**Work order**
Nothing should be left out. Give all the data again exactly as written.

**Data for processing**
-------------------------

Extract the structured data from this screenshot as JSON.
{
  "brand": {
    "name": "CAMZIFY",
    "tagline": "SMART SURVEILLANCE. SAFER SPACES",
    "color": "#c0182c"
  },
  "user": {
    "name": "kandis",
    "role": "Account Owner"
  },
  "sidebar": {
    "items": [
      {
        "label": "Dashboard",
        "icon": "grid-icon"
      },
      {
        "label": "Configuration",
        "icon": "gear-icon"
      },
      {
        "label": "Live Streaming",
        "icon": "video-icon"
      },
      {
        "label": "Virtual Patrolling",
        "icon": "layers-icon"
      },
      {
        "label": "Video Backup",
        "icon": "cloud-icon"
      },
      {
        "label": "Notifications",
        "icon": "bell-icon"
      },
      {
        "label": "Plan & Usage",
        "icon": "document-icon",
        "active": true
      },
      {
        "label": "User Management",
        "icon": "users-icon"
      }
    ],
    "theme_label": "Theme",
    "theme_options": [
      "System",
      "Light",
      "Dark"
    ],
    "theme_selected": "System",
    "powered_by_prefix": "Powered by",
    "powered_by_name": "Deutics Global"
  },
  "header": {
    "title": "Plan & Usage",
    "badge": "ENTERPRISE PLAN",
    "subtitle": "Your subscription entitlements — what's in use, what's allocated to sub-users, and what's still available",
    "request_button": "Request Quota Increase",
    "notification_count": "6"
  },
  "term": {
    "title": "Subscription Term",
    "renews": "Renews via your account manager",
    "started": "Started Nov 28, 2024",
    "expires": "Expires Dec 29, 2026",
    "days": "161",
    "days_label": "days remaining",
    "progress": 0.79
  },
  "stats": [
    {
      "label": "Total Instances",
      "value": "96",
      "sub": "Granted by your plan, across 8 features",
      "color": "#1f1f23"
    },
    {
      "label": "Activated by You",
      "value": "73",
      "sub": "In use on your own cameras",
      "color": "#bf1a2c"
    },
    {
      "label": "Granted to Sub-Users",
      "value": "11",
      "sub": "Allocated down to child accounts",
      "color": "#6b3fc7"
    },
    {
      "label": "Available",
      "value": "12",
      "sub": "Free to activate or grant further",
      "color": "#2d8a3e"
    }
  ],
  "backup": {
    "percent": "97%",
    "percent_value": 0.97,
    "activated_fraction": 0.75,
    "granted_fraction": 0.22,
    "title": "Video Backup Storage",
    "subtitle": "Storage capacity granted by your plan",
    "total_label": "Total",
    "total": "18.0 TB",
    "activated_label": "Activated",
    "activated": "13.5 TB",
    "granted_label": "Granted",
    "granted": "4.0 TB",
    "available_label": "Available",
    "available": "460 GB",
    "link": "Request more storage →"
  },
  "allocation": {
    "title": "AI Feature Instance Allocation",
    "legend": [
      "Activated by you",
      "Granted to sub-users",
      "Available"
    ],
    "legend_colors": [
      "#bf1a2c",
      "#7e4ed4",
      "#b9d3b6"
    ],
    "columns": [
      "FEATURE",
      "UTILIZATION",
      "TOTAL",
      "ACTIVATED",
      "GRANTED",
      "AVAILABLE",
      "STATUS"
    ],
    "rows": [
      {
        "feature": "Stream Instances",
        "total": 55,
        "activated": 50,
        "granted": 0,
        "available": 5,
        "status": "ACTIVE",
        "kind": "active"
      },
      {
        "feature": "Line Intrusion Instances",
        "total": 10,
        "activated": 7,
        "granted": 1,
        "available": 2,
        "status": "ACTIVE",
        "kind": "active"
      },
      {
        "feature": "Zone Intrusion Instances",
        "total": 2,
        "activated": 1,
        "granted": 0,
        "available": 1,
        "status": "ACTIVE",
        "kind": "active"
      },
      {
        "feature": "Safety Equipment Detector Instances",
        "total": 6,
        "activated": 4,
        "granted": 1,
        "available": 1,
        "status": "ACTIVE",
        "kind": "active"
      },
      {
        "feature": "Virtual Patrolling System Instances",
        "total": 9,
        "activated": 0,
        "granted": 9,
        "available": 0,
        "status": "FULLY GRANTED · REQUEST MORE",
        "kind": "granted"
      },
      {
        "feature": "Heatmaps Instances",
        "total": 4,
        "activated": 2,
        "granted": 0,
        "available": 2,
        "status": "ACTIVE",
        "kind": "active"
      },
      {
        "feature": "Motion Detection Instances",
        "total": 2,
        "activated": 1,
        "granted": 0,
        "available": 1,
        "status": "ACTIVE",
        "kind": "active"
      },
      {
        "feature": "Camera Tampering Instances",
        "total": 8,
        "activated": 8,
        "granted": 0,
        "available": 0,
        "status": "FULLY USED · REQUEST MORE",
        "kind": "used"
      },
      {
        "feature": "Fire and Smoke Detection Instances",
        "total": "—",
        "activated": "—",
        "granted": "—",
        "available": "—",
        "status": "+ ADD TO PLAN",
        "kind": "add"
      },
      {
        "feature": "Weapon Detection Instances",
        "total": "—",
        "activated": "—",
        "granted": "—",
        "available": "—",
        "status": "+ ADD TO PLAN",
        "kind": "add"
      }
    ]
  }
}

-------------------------

**Expected answer**
Extract the structured data from this screenshot as JSON.
{
  "brand": {
    "name": "CAMZIFY",
    "tagline": "SMART SURVEILLANCE. SAFER SPACES",
    "color": "#c0182c"
  },
  "user": {
    "name": "kandis",
    "role": "Account Owner"
  },
  "sidebar": {
    "items": [
      {
        "label": "Dashboard",
        "icon": "grid-icon"
      },
      {
        "label": "Configuration",
        "icon": "gear-icon"
      },
      {
        "label": "Live Streaming",
        "icon": "video-icon"
      },
      {
        "label": "Virtual Patrolling",
        "icon": "layers-icon"
      },
      {
        "label": "Video Backup",
        "icon": "cloud-icon"
      },
      {
        "label": "Notifications",
        "icon": "bell-icon"
      },
      {
        "label": "Plan & Usage",
        "icon": "document-icon",
        "active": true
      },
      {
        "label": "User Management",
        "icon": "users-icon"
      }
    ],
    "theme_label": "Theme",
    "theme_options": [
      "System",
      "Light",
      "Dark"
    ],
    "theme_selected": "System",
    "powered_by_prefix": "Powered by",
    "powered_by_name": "Deutics Global"
  },
  "header": {
    "title": "Plan & Usage",
    "badge": "ENTERPRISE PLAN",
    "subtitle": "Your subscription entitlements — what's in use, what's allocated to sub-users, and what's still available",
    "request_button": "Request Quota Increase",
    "notification_count": "6"
  },
  "term": {
    "title": "Subscription Term",
    "renews": "Renews via your account manager",
    "started": "Started Nov 28, 2024",
    "expires": "Expires Dec 29, 2026",
    "days": "161",
    "days_label": "days remaining",
    "progress": 0.79
  },
  "stats": [
    {
      "label": "Total Instances",
      "value": "96",
      "sub": "Granted by your plan, across 8 features",
      "color": "#1f1f23"
    },
    {
      "label": "Activated by You",
      "value": "73",
      "sub": "In use on your own cameras",
      "color": "#bf1a2c"
    },
    {
      "label": "Granted to Sub-Users",
      "value": "11",
      "sub": "Allocated down to child accounts",
      "color": "#6b3fc7"
    },
    {
      "label": "Available",
      "value": "12",
      "sub": "Free to activate or grant further",
      "color": "#2d8a3e"
    }
  ],
  "backup": {
    "percent": "97%",
    "percent_value": 0.97,
    "activated_fraction": 0.75,
    "granted_fraction": 0.22,
    "title": "Video Backup Storage",
    "subtitle": "Storage capacity granted by your plan",
    "total_label": "Total",
    "total": "18.0 TB",
    "activated_label": "Activated",
    "activated": "13.5 TB",
    "granted_label": "Granted",
    "granted": "4.0 TB",
    "available_label": "Available",
    "available": "460 GB",
    "link": "Request more storage →"
  },
  "allocation": {
    "title": "AI Feature Instance Allocation",
    "legend": [
      "Activated by you",
      "Granted to sub-users",
      "Available"
    ],
    "legend_colors": [
      "#bf1a2c",
      "#7e4ed4",
      "#b9d3b6"
    ],
    "columns": [
      "FEATURE",
      "UTILIZATION",
      "TOTAL",
      "ACTIVATED",
      "GRANTED",
      "AVAILABLE",
      "STATUS"
    ],
    "rows": [
      {
        "feature": "Stream Instances",
        "total": 55,
        "activated": 50,
        "granted": 0,
        "available": 5,
        "status": "ACTIVE",
        "kind": "active"
      },
      {
        "feature": "Line Intrusion Instances",
        "total": 10,
        "activated": 7,
        "granted": 1,
        "available": 2,
        "status": "ACTIVE",
        "kind": "active"
      },
      {
        "feature": "Zone Intrusion Instances",
        "total": 2,
        "activated": 1,
        "granted": 0,
        "available": 1,
        "status": "ACTIVE",
        "kind": "active"
      },
      {
        "feature": "Safety Equipment Detector Instances",
        "total": 6,
        "activated": 4,
        "granted": 1,
        "available": 1,
        "status": "ACTIVE",
        "kind": "active"
      },
      {
        "feature": "Virtual Patrolling System Instances",
        "total": 9,
        "activated": 0,
        "granted": 9,
        "available": 0,
        "status": "FULLY GRANTED · REQUEST MORE",
        "kind": "granted"
      },
      {
        "feature": "Heatmaps Instances",
        "total": 4,
        "activated": 2,
        "granted": 0,
        "available": 2,
        "status": "ACTIVE",
        "kind": "active"
      },
      {
        "feature": "Motion Detection Instances",
        "total": 2,
        "activated": 1,
        "granted": 0,
        "available": 1,
        "status": "ACTIVE",
        "kind": "active"
      },
      {
        "feature": "Camera Tampering Instances",
        "total": 8,
        "activated": 8,
        "granted": 0,
        "available": 0,
        "status": "FULLY USED · REQUEST MORE",
        "kind": "used"
      },
      {
        "feature": "Fire and Smoke Detection Instances",
        "total": "—",
        "activated": "—",
        "granted": "—",
        "available": "—",
        "status": "+ ADD TO PLAN",
        "kind": "add"
      },
      {
        "feature": "Weapon Detection Instances",
        "total": "—",
        "activated": "—",
        "granted": "—",
        "available": "—",
        "status": "+ ADD TO PLAN",
        "kind": "add"
      }
    ]
  }
}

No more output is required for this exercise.